Then, enter the Work Folders URL that is provided by the IT administrator of your company and click or tap Next.
From here onwards you are asked to provide your email and password, as shared earlier in this article. Follow the steps shared above to finalize the configuration of your Work Folders.
How to Use Work Folders in Windows 8.1
To access your Work Folders, open File Explorer and go to This PC. There you will see the shortcut to Work Folders.
Once you have configured Work Folders on multiple devices, you can access documents from any of those devices, and they will be kept in sync by Work Folders. From now on, you can work with files in your Work Folders as you do with normal files.
Sync for Work Folders - How Does It Work?
To test if your Work Folders are synchronized correctly, create a document on one of your computers and save the document in the Work Folders location.
Then, create another document on another device, and save it in your Work Folders. In a few moments, you should see both documents available in your Work Folders, on both devices.
In the status bar you can view the sync status.
Usually, files are synchronized automatically but, if you want to perform a manual sync, you can right-click (or press and hold) inside the Work Folders window and then click or tap Sync Now.
Your files will be synchronized immediately.
You can also start a manual sync by clicking or tapping the Sync Now link found in the Work Folders control panel.
Then, the Control Panel will inform you that the files are syncing, as shown in the image below.
My Files are Displayed in Green. What Does It Mean?
Most probably, all the files in your Work Folders are displayed in green, a color that is not used to display the files in other folders.
There is nothing to worry about. Your IT administrator has set up a policy that encrypts your Work Folder files, so that unauthorized people cannot access them.
If your PC gets stolen, the administrator can revoke access to those files and remove them remotely, so that sensitive data doesn't fall into the wrong hands.
How to Stop Using Work Folders
If you want to stop using Work Folders on one of your personal computers, that can be done with ease.
Go to Control Panel -> System and Security -> Work Folders. Then, click or tap the Stop using Work Folders link.
A dialog box is shown, asking you to confirm whether you want to stop using Work Folders.
If you want to stop using Work Folders, click or tap Yes. Otherwise, press No.
What To Do If the Administrator Changes your Account's Password
Business networks have policies so that you are forced to change your account's password regularly. Or, it may happen that you have forgot your password and the administrator to change it, etc.
Whatever the reason, when changing your business account's password, you have to re-enter the new credentials so that Work Folders continues to work well.
At some point after your password gets changed, when Work Folders tries to sync your files, a notification is shown, saying that "Your Work Folders sign-in info didn't work".
Also, when you go to Go to Control Panel -> System and Security -> Work Folders, you will see that "Sync stopped. Password needed".
To update your credentials, click or tap the Manage credentials link on the left-column.
The Windows Security window is shown, asking for the new username and password.
Type them and click or tap OK. After Work Folders authenticates successfully with your company's server, it resumes synchronizing your files.

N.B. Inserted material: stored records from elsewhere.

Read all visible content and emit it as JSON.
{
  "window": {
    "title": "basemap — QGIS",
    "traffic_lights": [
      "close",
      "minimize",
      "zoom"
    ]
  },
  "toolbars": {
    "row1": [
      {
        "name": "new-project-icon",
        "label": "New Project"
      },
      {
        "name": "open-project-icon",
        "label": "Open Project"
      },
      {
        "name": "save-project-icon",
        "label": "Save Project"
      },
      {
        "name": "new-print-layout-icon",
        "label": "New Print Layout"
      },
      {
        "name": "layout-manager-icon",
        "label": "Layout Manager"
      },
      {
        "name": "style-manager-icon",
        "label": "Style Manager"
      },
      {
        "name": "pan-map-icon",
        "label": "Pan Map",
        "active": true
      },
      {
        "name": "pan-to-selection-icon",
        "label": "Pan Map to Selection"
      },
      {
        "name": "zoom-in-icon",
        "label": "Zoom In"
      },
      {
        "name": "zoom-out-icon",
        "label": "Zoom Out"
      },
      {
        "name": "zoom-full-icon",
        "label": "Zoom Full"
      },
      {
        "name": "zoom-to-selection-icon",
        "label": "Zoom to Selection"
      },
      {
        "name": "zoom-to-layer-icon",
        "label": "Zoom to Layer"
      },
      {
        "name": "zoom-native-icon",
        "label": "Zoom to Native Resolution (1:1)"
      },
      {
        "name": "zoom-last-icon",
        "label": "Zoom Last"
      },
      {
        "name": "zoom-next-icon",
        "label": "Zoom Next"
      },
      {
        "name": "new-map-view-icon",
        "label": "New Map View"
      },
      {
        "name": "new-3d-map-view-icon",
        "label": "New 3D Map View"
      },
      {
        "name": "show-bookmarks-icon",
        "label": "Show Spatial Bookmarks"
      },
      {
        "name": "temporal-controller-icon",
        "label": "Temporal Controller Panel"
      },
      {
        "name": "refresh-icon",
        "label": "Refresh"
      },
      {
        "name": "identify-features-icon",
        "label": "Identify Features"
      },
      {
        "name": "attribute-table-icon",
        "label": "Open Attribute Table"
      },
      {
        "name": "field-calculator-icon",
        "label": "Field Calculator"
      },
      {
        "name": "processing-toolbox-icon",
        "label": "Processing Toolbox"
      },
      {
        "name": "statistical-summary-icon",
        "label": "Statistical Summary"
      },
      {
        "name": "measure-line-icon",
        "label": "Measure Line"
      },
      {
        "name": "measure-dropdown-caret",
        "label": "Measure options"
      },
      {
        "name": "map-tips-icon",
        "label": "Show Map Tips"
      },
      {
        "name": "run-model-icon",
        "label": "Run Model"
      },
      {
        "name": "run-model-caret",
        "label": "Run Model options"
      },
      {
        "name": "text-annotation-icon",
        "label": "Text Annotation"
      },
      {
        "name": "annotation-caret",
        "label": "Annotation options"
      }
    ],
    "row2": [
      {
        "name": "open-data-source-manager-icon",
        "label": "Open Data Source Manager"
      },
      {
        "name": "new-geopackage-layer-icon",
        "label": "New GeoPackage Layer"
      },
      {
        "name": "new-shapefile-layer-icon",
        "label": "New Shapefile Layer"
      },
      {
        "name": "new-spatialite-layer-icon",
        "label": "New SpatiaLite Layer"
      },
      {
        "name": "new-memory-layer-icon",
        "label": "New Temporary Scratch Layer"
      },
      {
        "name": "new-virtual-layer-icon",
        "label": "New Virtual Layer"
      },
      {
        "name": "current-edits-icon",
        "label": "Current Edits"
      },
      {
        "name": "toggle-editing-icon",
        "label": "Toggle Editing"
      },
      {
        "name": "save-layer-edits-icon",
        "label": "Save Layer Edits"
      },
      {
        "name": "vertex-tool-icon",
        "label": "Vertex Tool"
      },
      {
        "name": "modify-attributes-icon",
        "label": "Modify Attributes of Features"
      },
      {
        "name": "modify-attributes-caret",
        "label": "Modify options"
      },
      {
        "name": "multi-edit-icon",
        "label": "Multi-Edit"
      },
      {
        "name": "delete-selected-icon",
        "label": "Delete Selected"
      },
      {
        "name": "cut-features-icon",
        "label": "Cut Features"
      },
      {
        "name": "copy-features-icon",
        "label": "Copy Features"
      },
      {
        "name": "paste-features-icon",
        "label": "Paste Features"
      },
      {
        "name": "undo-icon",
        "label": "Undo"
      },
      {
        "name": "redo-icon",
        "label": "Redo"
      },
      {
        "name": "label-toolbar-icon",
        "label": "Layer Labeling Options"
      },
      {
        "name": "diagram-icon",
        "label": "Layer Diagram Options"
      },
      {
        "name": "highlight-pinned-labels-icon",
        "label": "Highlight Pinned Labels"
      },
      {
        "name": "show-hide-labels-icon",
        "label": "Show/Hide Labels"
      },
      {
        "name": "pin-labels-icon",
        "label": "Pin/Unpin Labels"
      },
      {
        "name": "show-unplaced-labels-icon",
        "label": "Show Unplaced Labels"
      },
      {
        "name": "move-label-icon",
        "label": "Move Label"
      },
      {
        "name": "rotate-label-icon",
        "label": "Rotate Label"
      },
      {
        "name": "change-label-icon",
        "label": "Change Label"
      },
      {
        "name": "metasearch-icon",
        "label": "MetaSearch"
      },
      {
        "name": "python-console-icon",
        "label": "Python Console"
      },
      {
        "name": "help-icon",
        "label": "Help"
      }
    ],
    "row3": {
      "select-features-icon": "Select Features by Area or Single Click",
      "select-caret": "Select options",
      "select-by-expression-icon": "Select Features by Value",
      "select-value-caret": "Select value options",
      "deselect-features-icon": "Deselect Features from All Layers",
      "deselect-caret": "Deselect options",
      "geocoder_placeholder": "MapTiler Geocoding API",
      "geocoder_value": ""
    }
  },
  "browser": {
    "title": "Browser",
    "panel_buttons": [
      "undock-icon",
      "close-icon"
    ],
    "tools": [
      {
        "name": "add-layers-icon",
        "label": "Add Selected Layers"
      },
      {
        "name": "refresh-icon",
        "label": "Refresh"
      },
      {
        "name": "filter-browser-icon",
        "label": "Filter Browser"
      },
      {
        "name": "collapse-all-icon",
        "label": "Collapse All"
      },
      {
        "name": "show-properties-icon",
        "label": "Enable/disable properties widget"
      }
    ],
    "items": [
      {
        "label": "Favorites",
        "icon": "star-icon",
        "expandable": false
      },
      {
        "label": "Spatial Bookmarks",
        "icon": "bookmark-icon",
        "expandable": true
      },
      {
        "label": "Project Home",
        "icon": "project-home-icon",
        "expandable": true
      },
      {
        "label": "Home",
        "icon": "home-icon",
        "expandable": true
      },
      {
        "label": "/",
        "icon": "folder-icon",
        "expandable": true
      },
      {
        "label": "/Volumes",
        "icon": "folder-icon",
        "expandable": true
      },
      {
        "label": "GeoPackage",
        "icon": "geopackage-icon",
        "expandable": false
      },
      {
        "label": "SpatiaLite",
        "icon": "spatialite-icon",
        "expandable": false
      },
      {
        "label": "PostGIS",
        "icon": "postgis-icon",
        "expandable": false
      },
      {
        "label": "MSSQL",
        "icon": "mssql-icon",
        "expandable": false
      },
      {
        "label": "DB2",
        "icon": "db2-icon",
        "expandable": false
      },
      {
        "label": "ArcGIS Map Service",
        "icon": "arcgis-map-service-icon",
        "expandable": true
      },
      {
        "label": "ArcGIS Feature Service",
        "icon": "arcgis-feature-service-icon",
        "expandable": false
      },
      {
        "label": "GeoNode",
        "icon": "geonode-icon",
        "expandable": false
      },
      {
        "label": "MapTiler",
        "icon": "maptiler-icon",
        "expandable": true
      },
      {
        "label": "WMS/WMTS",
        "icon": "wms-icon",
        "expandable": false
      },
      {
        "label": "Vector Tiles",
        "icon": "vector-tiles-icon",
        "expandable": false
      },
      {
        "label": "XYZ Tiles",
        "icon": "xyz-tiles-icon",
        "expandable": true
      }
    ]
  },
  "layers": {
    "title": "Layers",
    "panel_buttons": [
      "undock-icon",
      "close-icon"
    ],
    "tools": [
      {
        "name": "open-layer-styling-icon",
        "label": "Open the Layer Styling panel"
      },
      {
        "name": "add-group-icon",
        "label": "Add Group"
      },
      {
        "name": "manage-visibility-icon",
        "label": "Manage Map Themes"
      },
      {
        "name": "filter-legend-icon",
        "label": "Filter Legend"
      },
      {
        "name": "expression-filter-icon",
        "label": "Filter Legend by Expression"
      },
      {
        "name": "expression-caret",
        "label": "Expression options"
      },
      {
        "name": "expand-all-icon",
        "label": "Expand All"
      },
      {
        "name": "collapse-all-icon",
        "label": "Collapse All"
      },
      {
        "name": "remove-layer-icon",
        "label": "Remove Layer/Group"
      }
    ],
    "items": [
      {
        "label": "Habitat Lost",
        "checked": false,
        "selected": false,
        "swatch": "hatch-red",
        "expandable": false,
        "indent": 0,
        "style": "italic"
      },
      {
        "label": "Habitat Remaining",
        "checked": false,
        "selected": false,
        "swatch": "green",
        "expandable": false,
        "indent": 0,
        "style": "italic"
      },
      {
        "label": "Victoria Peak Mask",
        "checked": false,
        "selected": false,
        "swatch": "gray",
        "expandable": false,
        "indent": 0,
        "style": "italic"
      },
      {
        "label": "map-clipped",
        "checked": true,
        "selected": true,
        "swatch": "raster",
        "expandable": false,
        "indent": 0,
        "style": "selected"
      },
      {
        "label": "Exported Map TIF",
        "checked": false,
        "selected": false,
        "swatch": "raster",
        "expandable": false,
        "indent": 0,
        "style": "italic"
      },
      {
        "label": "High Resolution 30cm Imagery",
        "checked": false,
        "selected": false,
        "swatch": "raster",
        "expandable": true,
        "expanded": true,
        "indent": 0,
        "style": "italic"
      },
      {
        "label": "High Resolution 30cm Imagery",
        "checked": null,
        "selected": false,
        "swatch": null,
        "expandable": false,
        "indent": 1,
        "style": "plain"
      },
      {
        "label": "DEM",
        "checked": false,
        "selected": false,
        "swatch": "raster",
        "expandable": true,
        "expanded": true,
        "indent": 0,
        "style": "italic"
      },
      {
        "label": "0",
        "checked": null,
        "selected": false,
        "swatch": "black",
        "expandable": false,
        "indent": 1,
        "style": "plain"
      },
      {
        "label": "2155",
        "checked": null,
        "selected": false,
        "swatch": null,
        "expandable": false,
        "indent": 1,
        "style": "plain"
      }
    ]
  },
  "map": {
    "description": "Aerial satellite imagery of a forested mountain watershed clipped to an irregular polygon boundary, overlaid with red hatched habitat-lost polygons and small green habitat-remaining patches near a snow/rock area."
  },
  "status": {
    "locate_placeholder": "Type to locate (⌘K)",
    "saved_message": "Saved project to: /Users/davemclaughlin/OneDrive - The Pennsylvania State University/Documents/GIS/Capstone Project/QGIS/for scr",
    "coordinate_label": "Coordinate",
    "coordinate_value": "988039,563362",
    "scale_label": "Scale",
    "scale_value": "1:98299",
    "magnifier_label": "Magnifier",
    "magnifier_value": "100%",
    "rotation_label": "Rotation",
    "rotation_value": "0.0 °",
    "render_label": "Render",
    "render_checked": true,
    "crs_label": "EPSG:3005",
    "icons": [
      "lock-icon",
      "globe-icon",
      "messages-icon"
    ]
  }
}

As you can see from this guide, Work Folders is useful and not that hard to set up. At least not on the client side. If your company is using this new service, you can set it up on any Windows 8.1 PC or device to get your work done even when you are not at work.